Donald Trump's 'demonisation' of media blamed as journalists are arrested and injured in George Floyd protests

Josie Ensor
Demonstrators paint on the CNN logo during a protest, in Atlanta, in response to the death of George Floyd in police custody on Memorial Day in Minneapolis. - AP

Dozens of  journalists have been arrested, attacked or injured, some deliberately, while covering the protests across America, as press freedom groups say President Trump’s “demonisation” of the media is partly to blame.

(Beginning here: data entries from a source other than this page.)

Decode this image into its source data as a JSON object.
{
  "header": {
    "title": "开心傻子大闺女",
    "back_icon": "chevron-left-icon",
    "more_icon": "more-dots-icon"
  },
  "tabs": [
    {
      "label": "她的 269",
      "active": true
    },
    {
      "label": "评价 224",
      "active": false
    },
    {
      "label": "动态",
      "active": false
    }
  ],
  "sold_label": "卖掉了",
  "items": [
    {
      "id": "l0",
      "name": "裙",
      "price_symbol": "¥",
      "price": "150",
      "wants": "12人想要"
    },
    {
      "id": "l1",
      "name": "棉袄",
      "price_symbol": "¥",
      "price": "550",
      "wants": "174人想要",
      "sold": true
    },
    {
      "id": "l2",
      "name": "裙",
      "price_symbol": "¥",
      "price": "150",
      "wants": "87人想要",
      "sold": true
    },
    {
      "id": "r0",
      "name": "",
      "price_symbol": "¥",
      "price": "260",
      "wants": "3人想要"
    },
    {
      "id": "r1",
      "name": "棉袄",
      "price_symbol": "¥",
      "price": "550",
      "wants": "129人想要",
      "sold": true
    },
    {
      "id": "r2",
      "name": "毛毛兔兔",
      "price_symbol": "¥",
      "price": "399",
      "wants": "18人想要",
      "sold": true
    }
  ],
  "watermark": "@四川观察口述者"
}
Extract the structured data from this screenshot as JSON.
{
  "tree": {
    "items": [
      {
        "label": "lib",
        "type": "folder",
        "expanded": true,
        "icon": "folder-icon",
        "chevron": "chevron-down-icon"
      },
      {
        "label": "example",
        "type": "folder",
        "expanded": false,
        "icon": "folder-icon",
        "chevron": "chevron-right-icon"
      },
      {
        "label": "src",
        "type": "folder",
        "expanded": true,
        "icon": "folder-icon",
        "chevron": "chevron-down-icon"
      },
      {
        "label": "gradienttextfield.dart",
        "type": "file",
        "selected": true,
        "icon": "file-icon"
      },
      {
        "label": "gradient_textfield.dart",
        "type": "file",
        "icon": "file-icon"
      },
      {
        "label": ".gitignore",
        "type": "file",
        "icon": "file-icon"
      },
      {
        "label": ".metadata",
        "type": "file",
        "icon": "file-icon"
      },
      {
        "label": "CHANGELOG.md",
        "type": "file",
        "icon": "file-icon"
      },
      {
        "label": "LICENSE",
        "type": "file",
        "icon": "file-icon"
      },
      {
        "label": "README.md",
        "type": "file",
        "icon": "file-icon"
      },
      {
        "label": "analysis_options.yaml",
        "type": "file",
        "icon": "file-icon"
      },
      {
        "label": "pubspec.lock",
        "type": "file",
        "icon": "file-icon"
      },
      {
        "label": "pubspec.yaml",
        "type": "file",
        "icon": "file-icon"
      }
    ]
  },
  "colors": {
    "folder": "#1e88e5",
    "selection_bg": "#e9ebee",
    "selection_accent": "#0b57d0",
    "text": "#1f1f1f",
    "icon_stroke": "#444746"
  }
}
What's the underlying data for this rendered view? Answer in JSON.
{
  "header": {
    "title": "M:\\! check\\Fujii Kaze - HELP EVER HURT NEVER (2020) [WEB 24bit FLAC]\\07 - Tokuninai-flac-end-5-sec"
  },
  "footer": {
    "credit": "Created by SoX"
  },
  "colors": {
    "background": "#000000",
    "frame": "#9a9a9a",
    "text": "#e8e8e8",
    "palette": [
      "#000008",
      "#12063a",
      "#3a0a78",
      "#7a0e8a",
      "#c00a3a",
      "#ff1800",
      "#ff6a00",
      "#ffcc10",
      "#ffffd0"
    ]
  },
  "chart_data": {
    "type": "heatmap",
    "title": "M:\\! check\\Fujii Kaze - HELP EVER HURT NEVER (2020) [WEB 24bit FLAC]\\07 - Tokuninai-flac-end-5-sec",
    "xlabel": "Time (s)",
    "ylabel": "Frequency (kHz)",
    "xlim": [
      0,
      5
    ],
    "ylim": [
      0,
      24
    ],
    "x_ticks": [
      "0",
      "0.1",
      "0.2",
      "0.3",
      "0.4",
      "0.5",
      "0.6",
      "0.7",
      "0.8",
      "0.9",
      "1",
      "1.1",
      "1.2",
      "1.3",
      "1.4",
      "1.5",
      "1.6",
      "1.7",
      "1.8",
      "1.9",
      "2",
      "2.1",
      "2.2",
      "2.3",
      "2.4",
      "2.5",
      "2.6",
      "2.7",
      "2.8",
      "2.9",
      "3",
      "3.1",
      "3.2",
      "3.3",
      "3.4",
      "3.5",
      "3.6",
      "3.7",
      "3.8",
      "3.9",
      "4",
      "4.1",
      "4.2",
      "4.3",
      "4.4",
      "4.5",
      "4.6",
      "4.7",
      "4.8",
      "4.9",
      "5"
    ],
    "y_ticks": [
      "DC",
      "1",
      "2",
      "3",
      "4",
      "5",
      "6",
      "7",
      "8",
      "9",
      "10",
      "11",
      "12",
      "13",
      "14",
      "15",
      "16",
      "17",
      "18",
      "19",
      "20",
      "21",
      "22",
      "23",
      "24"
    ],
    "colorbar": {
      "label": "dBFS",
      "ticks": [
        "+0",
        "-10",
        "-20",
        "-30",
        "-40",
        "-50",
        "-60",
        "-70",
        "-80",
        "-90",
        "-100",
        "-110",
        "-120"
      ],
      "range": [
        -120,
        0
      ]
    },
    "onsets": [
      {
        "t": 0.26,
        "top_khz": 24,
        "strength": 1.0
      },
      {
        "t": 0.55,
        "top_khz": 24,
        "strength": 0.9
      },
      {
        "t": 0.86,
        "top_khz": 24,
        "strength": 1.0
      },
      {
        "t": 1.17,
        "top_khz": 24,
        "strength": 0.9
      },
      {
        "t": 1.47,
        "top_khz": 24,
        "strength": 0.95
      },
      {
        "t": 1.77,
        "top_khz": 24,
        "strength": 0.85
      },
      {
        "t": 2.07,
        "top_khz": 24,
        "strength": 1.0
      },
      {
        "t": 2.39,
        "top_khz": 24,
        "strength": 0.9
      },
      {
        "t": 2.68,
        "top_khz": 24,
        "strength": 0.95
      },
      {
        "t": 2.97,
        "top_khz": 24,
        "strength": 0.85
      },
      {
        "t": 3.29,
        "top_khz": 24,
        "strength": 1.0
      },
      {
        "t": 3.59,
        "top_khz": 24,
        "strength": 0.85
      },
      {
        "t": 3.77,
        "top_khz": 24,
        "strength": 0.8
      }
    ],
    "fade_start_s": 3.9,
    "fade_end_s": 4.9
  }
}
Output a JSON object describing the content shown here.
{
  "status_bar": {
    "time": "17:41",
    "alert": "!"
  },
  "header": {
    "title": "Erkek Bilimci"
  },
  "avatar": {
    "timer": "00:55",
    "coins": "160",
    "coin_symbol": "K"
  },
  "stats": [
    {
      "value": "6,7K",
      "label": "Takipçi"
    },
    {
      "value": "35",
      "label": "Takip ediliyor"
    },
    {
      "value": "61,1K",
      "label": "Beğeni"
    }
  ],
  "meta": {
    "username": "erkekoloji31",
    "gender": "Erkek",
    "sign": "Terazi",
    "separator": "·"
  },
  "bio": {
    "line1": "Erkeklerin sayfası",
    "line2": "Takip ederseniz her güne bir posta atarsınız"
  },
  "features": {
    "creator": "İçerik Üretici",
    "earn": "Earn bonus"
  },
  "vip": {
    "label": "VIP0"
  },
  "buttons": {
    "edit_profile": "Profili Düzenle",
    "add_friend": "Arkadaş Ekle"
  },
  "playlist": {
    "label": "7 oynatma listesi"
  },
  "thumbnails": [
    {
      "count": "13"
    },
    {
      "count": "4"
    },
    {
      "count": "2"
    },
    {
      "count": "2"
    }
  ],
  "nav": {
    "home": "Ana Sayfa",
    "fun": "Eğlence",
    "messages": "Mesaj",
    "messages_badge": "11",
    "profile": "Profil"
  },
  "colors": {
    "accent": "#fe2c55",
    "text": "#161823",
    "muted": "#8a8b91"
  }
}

Reporters have been shot by rubber bullets, exposed to tear gas and pepper spray, beaten, threatened and intimidated while reporting on demonstrations over the killing by Minneapolis police officers of an unarmed black man, George Floyd, as they arrested him on May 25.

The investigative journalism website Bellingcat has noted more than 90 incidents where journalists were targeted since the protests began last Wednesday night. 

In some, it appears reporters were caught in the crossfire, but in other more disturbing cases members of the media had clearly identified themselves to police and been attacked anyway.

While covering the first night of the protests in Minnesota, a black CNN reporter was arrested while live on air. Tim Walz, Minnesota’s governor, apologised at a news conference and said he takes "full responsibility" for the incident.

Australian 9News US correspondent Tim Arvier was later detained by police at gunpoint in the city. 

Late Sunday, Des Moines police arrested reporter Andrea Sahouri, of the Des Moines Register, for failure to disperse while she was covering a demonstration at a local shopping centre that had turned violent.

In a video apparently recorded in a police transport vehicle and then posted on Twitter, Ms Sahouri said officers sprayed her in the face with pepper spray after she identified herself as a member of the media. "I'm press. I'm press. I'm press," she said she told police. 

In Las Vegas, freelance photojournalist Bridget Bennett was arrested for “failure to disperse” and held overnight while working on assignment for AFP. 

Ellen Schmidt, a photojournalist at the Las Vegas Review-Journal, was also arrested and held overnight in Las Vegas. 

Meanwhile, a photographer who has done freelance assignments for The Telegraph was detained while reporting in Brooklyn, New York.

“I said I was press. They just didn't seem to care,”  he said. “I get that in the heat of the moment you might get pushed or grabbed, but as soon as you say that you're press, it normally stops there but not this time."

In New York, this reporter has been told to go home by police after identifying herself as a reporter. “I don’t care if you’re a journalist,” the NYPD officer said, “you need to go home now.”

New York’s Attorney General has been encouraging journalists who have experienced problems with police to get in touch with her office, saying that it was “unacceptable”.

The Committee to Protect Journalists (CPJ) said it is investigating reports of attacks and arrests in Louisville, Kentucky,  Las Vegas, Atlanta and Washington.

“Targeted attacks on journalists, media crews and news organisations covering the demonstrations show a complete disregard for their critical role in documenting issues of public interest and are an unacceptable attempt to intimidate them,” said Carlos Martínez de la Serna, program director of the CPJ

“Authorities in cities across the US need to instruct police not to target  journalists and ensure they can report safely on the protests without fear of injury or retaliation.”

Reporters with Borders (RSF) say the attacks are fuelled by years of Mr Trump’s demonisation of the media.

“President Trump's demonisation of the media for years has now come to fruition, with both the police and protesters targeting clearly identified journalists with violence and arrests,” said Christophe Deloire, RSF’s secretary general. 

“It has long been obvious that this demonisation would lead to physical violence. RSF has warned about the consequences of this blatant hostility towards the media, and we are now witnessing an unprecedented outbreak of violence against journalists in the US,” Mr Deloire added. 

Mr Trump has verbally attacked the media throughout his term. Saturday afternoon, he tweeted a message that "Fake News is the Enemy of the People." Sunday, he accused the media of people "truly bad people" who were "doing everything within their power to foment hatred and anarchy."

The US is ranked 45th out of 180 countries in RSF’s 2020 World Press Freedom Index

Journalists have also been harassed and attacked by demonstrators.

In Pittsburgh, Ian Smith - a photojournalist for KDKA TV - posted to Twitter that he had been “attacked by protestors downtown by the arena. They stomped and kicked me. I’m bruised and bloody but alive. My camera was destroyed. Another group of protesters pulled me out and saved my life.”

A CNN sign was graffitied on at the channel’s headquarters in Atlanta, Georgia, as demonstrators tried to storm the building.

Meanwhile, a Fox News crew was booed out of the crowd in Minnesota last week.